Atherton Mills is about to become one of Charlotte’s largest retail centers with it’s new $100 million expansion, but it wasn’t always a retail hub.
The incredibly rich history of Charlotte’s Atherton Mill started in 1892 when construction first began. The mill was the very first factory in Charlotte’s first streetcar community – Dilworth. It paved the way for an incredible period of growth for what was then known as South Charlotte.
Over the next couple decades this area would flourish with massive textile-related factories, turning the city of Charlotte into the undisputed textile capital of the southern Piedmont.
The Atherton Cotton Mills was the first mill established by the D.A. Tompkins Company – a pioneering developer that eventually constructed all or portions of 100 cotton mills around the country.
The Atherton Cotton Mills facility also has incredible architectural significance.
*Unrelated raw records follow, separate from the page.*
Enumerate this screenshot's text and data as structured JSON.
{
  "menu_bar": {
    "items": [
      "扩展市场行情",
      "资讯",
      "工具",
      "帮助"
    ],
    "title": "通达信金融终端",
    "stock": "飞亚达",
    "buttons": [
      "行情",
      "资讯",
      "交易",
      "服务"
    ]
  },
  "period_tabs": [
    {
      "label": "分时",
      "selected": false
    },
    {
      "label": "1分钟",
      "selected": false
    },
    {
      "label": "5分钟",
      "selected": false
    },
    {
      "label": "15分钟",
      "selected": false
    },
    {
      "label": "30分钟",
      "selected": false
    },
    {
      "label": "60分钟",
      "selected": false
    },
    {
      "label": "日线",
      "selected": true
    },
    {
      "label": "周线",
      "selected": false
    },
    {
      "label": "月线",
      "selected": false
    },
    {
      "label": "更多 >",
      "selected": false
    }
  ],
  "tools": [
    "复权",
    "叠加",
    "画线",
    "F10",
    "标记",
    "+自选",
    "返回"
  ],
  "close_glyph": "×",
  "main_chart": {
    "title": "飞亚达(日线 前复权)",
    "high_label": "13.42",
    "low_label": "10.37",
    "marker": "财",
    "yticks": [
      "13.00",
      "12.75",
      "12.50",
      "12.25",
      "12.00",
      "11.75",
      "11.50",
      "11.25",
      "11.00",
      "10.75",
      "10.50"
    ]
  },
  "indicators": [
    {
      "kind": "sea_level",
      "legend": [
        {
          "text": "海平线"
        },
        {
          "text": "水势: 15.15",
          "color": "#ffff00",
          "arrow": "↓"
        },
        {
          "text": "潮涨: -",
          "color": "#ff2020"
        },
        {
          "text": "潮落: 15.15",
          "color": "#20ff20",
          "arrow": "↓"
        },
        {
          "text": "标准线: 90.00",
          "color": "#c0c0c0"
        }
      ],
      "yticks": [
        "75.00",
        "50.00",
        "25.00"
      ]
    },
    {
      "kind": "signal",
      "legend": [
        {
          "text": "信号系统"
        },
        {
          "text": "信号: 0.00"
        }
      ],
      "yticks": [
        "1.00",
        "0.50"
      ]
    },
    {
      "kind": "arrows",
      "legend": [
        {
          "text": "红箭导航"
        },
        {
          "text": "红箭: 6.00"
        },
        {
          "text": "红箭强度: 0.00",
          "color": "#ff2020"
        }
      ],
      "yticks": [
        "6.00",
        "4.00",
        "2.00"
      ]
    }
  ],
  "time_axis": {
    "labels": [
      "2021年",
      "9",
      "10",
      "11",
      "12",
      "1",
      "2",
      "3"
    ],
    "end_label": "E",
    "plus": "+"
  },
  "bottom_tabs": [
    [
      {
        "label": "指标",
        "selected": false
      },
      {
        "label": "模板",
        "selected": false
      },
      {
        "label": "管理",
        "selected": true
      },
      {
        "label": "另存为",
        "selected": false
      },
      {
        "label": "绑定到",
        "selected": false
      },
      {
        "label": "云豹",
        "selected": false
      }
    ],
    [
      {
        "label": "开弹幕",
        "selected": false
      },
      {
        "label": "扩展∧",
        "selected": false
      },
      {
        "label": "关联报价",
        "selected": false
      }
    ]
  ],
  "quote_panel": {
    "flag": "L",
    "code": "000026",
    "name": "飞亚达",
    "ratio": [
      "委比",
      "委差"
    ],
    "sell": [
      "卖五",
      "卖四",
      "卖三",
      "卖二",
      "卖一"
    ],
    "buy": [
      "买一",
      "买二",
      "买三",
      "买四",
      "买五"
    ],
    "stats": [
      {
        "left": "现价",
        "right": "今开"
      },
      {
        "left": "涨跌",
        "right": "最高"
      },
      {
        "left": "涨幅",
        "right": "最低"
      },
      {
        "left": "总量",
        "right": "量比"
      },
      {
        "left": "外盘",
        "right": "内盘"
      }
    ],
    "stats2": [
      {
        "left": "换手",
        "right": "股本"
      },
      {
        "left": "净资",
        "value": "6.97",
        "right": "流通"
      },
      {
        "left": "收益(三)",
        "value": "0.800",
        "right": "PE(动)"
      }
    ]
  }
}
This well-preserved factory, recently converted into condominiums, clearly represents in its basic form, materials, construction, and restrained design elements textile mills erected throughout Charlotte and the region during the late nineteenth and early twentieth centuries.
The mill was one of the first to incorporate the “slow burn,” “standard mill construction” promoted by the New England Mutual fire insurance companies – what this means is that in a fire, the stair tower, for example, could be closed off from the main facility, thus confining the spread of flames. The hardwood floors and thick structural timbers would char but retain their strength rather than collapsing as iron did in intense heat. The rows of windows along the long brick walls of the mill provided air and natural light for the men, women, and children who typically labored 60 hours per week producing yarn at the Atherton plant.
Over the years the buildings has had a variety of owners and housed hundreds of various businesses, but on the inside a lot of the interior details are still the same as they were over a 100 years ago.
Stop into Vin Master (once the mill’s loading dock) and you can see the original floor to ceiling windows that were built to provide natural light for workers as well as a large scale that was used to weigh cotton.
This city is fully of rich history!